During the revolution in Grenada in 1979, Rastafarians involved in the struggle used the term “kebele” to refer to the community centres in each neighbourhood from which, in theory at least, the revolution was based. In 1983, the USA invaded the tiny island of Grenada to crush the rebellion.

The founders of Kebele were inspired by these meanings of the word, and current members are too.

Kebele Community Co-Operative
In January 2006 the activists & volunteers who keep Kebele going became engaged in the process of reorganising themselves by merging together the housing co-op and kulture project. The chosen future format was to become a legally constituted Community Co-op, but this proved unbelievably complicated. This decision to evolve came about after very long and detailed discussion looking at what we are trying to achieve, how we are going to do it, improving open democracy amongst people involved in Kebele, and opening Kebele up to wider involvement with and from the local community. The evolution from housing co-op & kulture project, to legally constituted community co-op, was finally completed in May 2008, some 29 months later. However Kebele had operated informally in that format for over a year by then.
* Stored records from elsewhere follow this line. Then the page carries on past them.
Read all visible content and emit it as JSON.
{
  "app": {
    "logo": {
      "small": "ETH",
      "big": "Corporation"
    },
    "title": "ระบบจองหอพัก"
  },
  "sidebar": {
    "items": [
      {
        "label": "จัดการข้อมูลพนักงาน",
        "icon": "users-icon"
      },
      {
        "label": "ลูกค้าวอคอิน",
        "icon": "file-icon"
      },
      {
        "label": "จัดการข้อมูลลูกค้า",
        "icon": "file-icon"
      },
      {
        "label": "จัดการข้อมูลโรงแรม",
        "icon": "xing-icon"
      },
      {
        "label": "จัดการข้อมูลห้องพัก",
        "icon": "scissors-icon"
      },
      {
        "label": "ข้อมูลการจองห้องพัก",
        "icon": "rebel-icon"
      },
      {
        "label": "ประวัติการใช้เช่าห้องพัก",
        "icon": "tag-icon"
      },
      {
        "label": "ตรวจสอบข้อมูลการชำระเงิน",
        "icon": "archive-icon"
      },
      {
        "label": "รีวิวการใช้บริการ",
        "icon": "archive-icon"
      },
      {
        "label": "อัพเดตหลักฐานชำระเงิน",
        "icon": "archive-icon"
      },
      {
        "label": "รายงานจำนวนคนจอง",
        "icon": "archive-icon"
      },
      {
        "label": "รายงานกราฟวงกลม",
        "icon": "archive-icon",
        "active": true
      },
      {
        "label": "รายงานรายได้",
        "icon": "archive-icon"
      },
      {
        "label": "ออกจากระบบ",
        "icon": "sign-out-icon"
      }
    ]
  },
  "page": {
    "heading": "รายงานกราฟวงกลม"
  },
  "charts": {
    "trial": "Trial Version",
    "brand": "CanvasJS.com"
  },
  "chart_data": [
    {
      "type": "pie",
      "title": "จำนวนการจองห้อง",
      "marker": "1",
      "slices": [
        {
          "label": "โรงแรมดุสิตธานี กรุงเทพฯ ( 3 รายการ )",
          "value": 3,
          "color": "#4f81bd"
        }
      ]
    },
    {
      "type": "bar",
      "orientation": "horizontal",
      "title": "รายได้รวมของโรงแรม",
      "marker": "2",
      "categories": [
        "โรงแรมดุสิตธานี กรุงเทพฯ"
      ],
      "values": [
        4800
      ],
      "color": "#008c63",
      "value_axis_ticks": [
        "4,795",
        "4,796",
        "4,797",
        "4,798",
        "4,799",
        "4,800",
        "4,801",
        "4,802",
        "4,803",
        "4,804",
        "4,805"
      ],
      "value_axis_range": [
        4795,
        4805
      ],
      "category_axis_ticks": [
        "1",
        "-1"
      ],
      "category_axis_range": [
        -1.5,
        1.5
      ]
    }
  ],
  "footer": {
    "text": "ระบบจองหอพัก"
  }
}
Kebele Kulture Projekt
Kebele started as an empty building that was squatted in September 1995 to provide housing for homeless activists. It quickly mutated into something bigger, out of a need to defy the owners (a bank) and authorities seeking to evict them, and from a desire to create a self-managed space for local individuals, campaigns and projects.

Based on anarchist principles of opposing all forms of authority, and organising collectively without leaders, Kebele’s premises became the base for many activities: the regular, cheap vegan cafes; bike workshops; a DJ, sound system & party network; an allotment; many forms of art, radical info and publications; and numerous events & meetings featuring local and international speakers & artists. The Kulture Projekt continues to self-manage the activities that take place on the ground floor of the building.

Kebele Housing Co-op
Through resisting certain eviction and after negotiations with the owners, the Housing Co-op was formed to buy the building with a mortgage. Frantic fundraising ensured a significant deposit. By providing secure affordable housing for its resident members, the Housing Co-op was able to cover the mortgage repayments. This has ensured the continuation of Kebele as a secure space ever since.

Kebele Social Centre
The last decade has seen a growth of radical social centres across the UK, and Kebele is a part of this network now. Such centres recognise that we can make fundamental changes here and now, in the ways we organise, communicate, interact and take action. This is the everyday revolution. We don’t rely on bosses, politicians or community leaders to tell us what to do and think. Social centres provide a space for people to explore and practice what they believe in, free from interference from the state and capitalism (for most of the time!).